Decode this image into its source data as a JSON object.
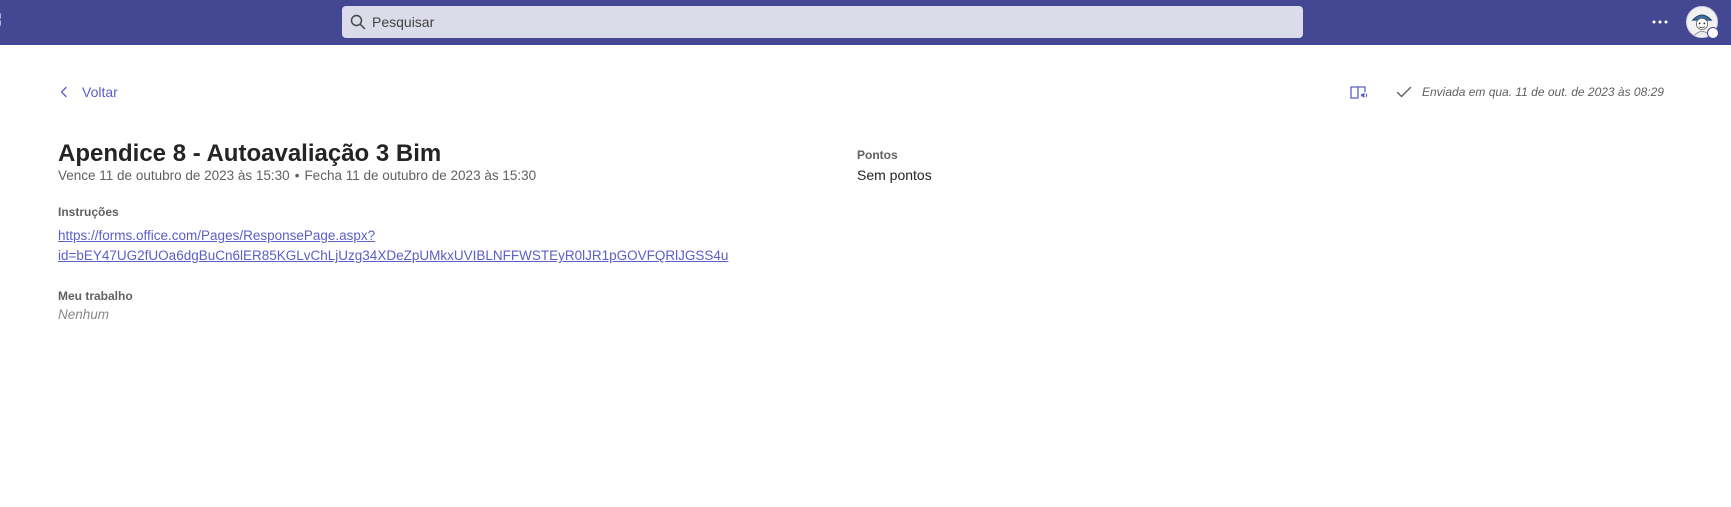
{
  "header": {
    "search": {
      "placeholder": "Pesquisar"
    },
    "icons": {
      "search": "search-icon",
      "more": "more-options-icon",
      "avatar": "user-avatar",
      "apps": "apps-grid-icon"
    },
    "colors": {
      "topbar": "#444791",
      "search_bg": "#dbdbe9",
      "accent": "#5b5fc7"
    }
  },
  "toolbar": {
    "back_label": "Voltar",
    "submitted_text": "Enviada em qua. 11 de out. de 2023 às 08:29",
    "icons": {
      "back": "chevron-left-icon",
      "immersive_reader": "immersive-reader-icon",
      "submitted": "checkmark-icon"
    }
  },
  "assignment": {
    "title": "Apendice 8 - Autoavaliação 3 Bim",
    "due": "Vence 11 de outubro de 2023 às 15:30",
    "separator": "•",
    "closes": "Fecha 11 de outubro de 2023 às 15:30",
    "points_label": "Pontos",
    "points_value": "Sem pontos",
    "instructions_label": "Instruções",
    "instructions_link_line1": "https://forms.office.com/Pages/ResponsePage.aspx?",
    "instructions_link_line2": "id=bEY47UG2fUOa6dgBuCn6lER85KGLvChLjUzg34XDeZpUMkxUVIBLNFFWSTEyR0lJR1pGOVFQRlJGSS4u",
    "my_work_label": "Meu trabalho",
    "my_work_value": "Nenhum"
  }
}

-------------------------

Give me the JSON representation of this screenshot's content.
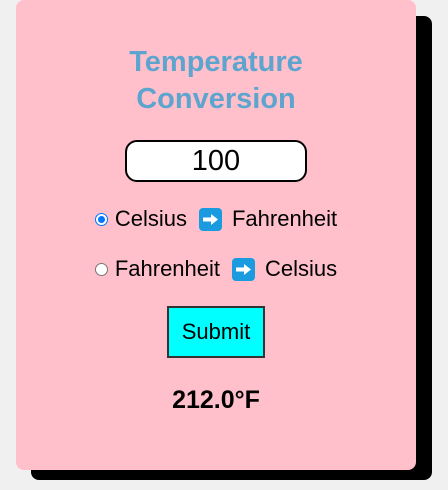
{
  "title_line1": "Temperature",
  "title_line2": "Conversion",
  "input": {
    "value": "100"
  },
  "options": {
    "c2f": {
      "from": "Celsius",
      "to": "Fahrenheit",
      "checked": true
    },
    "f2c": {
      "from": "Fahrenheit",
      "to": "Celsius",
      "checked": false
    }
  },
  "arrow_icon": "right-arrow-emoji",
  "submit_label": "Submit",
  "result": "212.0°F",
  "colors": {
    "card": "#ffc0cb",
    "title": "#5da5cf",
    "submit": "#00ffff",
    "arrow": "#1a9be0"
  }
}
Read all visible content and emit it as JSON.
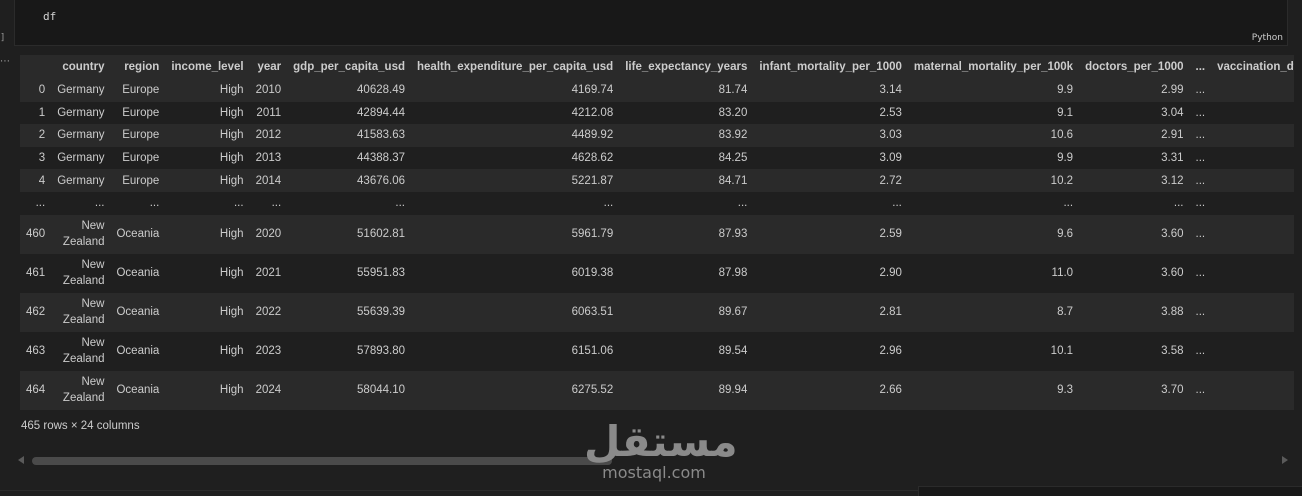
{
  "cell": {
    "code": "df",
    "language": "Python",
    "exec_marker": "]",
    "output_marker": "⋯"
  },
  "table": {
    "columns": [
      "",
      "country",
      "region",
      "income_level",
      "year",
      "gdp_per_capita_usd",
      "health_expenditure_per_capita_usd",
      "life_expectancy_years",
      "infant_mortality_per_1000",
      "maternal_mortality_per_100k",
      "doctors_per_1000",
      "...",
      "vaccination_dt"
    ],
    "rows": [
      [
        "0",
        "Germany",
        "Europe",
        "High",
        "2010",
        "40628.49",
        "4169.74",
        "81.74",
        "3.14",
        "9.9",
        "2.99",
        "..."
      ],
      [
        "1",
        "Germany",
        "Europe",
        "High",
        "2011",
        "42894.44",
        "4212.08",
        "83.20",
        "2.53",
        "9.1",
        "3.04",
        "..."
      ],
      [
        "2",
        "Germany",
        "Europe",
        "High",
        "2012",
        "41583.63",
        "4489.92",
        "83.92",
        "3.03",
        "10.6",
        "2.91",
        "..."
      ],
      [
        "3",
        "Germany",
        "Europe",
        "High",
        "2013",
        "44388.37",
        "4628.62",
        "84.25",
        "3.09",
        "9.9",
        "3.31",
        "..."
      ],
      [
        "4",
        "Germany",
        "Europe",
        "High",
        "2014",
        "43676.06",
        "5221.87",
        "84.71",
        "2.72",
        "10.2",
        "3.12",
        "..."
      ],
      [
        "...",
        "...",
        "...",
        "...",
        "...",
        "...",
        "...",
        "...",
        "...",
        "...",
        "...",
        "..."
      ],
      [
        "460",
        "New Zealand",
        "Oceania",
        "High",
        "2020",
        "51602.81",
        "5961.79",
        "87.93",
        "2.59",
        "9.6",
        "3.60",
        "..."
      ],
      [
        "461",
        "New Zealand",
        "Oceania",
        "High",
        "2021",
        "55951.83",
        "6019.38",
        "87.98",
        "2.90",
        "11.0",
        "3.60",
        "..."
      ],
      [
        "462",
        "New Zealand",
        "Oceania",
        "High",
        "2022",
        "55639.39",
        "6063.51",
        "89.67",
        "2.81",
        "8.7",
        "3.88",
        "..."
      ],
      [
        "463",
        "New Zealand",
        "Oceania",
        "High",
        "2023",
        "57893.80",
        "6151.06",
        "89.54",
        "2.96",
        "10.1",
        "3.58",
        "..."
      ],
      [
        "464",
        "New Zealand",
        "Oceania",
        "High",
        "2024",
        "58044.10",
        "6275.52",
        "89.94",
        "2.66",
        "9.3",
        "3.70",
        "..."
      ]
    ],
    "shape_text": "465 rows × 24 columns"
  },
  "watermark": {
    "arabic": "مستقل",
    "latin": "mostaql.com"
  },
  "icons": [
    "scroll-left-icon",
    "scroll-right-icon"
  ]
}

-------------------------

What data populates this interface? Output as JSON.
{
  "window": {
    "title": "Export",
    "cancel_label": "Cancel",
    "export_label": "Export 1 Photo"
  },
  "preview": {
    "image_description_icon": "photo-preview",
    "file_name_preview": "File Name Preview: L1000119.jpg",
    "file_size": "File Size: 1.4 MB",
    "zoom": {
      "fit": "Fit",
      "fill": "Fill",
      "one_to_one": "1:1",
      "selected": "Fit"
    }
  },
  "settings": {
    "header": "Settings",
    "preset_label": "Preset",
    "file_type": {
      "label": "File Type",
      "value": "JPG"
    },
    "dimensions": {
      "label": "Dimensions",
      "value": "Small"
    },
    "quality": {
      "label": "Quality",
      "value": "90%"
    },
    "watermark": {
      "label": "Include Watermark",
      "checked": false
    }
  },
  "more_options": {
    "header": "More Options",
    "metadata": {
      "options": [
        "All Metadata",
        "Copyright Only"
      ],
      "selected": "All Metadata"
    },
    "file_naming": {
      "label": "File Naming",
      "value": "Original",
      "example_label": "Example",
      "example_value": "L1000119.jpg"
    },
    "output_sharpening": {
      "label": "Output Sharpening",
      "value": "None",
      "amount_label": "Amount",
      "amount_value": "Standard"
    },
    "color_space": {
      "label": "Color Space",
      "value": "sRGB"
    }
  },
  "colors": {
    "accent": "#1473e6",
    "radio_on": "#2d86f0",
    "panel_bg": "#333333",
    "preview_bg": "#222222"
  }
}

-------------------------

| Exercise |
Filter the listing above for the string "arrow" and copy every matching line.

| Result of this exercise |
  "arrow_icon": "right-arrow-emoji",
    "arrow": "#1a9be0"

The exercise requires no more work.